"We won 4-0 on the day, so it must have worked," the free-scoring winger recalled: "I remember singing a couple of Scottish favourites as my 'party piece', one of which was 'Keep Right On to the End of the Road'."
What Alex couldn't possibly have realised at the time is how such a simple, random choice of song would soon be immortalised by generations of Blues fans to this day.
"After beating Albion in the fifth round, we were drawn against the mighty Arsenal in the quarter final, not an easy prospect in those days either. We left our hotel at Hendon for the short journey to Highbury and as usual after just a few yards down the road we were lifting the roof off the coach!
"The skipper, Len Boyd, was belting out 'Any Old Iron' for the umpteenth time when the gaffer bellowed up the coach, 'Let's have one from Scotland, Alex'. I duly obliged with 'Keep Right On to the End of the Road' once again.This time some of the other lads joined in the chorus and one by one they quickly caught onto the words, we sang it again and again until the entire coach was rocking as we pulled up outside Highbury!
"I remember the coach was one of the older types which had wind down windows alongside the seats. It was a warm day so all the lads had their windows down and with the strains of 'Keep Right On..' going at full belt, the Blues fans who always congregated outside the ground to welcome us to away games could hear us coming several streets away! They picked up on the words too and were all singing it as we filed off the coach. The rest, as they say is history!"
Blues boss Arthur Turner, not known for displaying his emotions, admitted he was greatly moved by the fans' reception and felt that the passion created by the rendition of a powerful song both before and during the game played a major part in overcoming Arsenal 3-1 in their own backyard to reach the semi-final against Sunderland!

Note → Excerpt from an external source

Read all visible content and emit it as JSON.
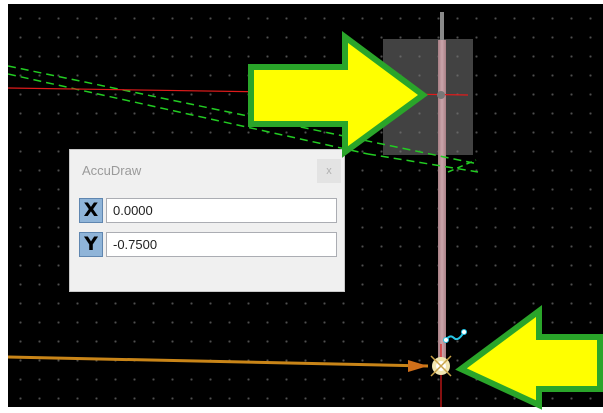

Alex grabs every opportunity he can to see his beloved Blues on television. When he hears the fans break into a rousing chorus of 'Keep Right On to the End of the Road', he admits to being a little choked.

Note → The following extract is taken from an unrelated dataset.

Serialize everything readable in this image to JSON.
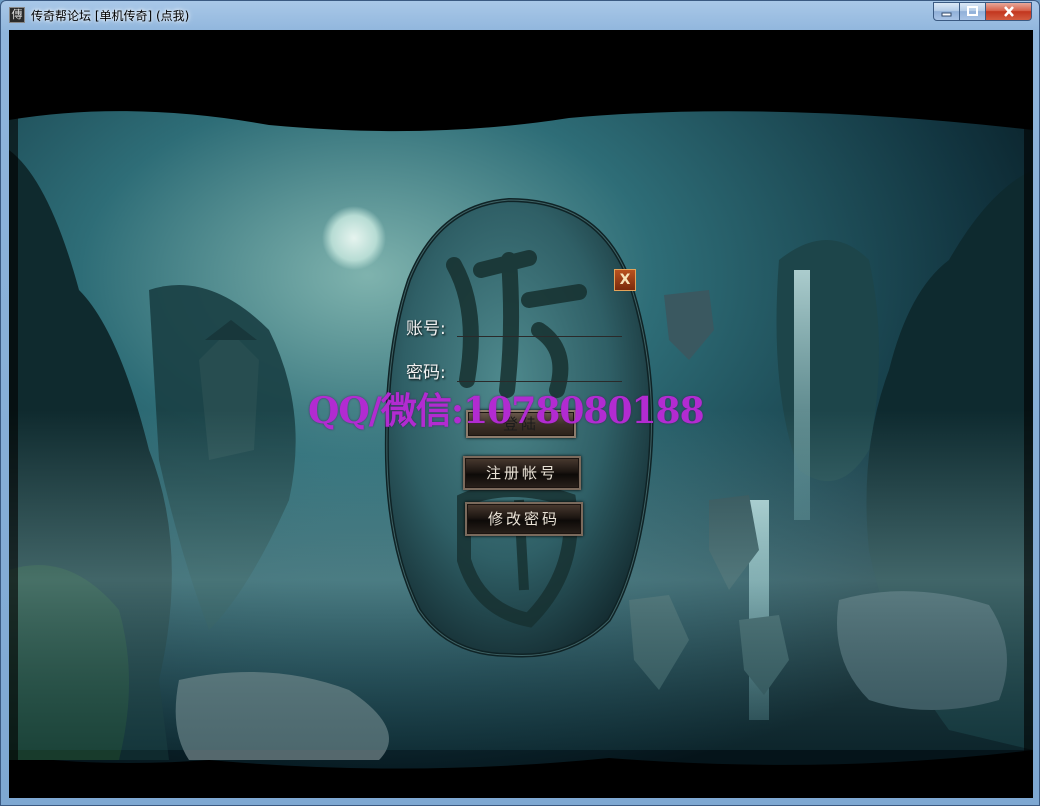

"Some of the words have changed from my day," he says, "but I must admit I still get rather emotional as it brings back such happy memories, not only of the 1956 cup run itself but also of the great fighting spirit we had in the team in those days.

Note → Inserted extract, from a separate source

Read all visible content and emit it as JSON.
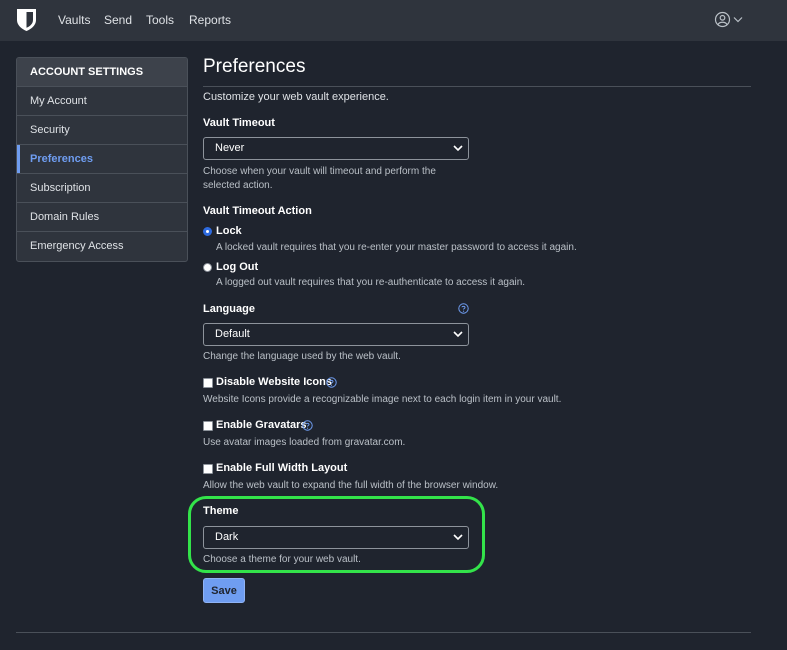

"Over the years the opening verse of 'Keep Right On' has certainly been modified to identify more with Birmingham and a couple of lines in the chorus seem to have changed but all in all it's the same wonderful song which brings a tear to my eye every time I hear it. I just wish they wouldn't shout the line 'where all your love you've been dreaming of' - it's a strong powerful melody as it is without having to shout it"
Actual words courtesy of Sir Harry Lauder 1917
Ev'ry road thro' life is a long, long road,
Fill'd with joys and sorrows too,
As you journey on how your heart will yearn
For the things most dear to you.
With wealth and love 'tis so,
But onward we must go.
Keep right on to the end of the road,
Keep right on to the end,
Tho' the way be long, let your heart be strong,
Keep right on round the bend.
Tho' you're tired and weary still journey on,
Till you come to your happy abode,
Where all the love you've been dreaming of
Will be there at the end of the road.
With a big stout heart to a long steep hill,
We may get there with a smile,
With a good kind thought and an end in view,
We may cut short many a mile.
So let courage ev'ry day
Be your guiding star alway.
Words as sung by Blues fans today
As you go through life it's a long, long road
There'll be joys and sorrows too
As we journey on we will sing this song
For the boys in royal blue.
We're often partisan - la la la
We will journey on - la la la
Keep right on to the end of the road
Keep right on to the end
Though the way be long let your heart beat strong
Keep right on to the end
Though you're tired and weary
Still journey on 'til you come to your happy abode
With all our love we'll be dreaming of
We'll be there. Where? At the end of the road.